◆ Task instructions:
Look through the data below. Collect every line where the word "this" occurs.

◆ Data to use:
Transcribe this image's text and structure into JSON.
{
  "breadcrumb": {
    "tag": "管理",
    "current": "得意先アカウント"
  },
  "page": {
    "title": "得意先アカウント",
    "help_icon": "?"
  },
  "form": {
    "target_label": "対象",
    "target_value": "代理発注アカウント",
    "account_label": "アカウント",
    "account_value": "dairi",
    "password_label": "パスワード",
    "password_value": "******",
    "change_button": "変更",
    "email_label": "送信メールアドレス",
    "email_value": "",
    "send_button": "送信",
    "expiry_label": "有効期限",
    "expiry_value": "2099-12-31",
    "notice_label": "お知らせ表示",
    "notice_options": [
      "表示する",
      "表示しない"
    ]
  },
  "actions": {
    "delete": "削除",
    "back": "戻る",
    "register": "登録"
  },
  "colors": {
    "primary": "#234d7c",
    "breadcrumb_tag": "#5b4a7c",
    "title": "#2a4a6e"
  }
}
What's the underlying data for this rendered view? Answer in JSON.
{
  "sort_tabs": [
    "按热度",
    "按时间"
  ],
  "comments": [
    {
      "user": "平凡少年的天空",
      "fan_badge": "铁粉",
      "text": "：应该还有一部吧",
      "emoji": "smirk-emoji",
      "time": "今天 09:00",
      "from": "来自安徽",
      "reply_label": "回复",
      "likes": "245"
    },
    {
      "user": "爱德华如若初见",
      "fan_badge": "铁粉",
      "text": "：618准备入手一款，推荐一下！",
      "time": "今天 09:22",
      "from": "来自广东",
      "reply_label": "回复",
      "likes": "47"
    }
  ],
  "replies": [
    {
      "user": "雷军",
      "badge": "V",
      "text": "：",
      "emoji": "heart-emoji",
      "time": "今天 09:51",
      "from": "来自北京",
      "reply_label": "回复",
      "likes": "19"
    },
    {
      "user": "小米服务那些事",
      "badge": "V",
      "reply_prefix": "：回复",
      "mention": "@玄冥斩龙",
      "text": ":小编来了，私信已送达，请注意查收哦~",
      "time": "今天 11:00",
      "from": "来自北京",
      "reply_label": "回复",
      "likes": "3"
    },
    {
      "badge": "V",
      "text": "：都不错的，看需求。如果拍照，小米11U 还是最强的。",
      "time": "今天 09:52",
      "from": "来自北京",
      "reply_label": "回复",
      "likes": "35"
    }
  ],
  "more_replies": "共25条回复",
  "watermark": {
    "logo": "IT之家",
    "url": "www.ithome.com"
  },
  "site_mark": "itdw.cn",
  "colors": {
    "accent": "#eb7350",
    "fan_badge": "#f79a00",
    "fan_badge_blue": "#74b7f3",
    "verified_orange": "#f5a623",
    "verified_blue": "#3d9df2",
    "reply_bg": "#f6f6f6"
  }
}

◆ Answer space:
Transcribe this image's text and structure into JSON.
What's the underlying data for this rendered view? Answer in JSON.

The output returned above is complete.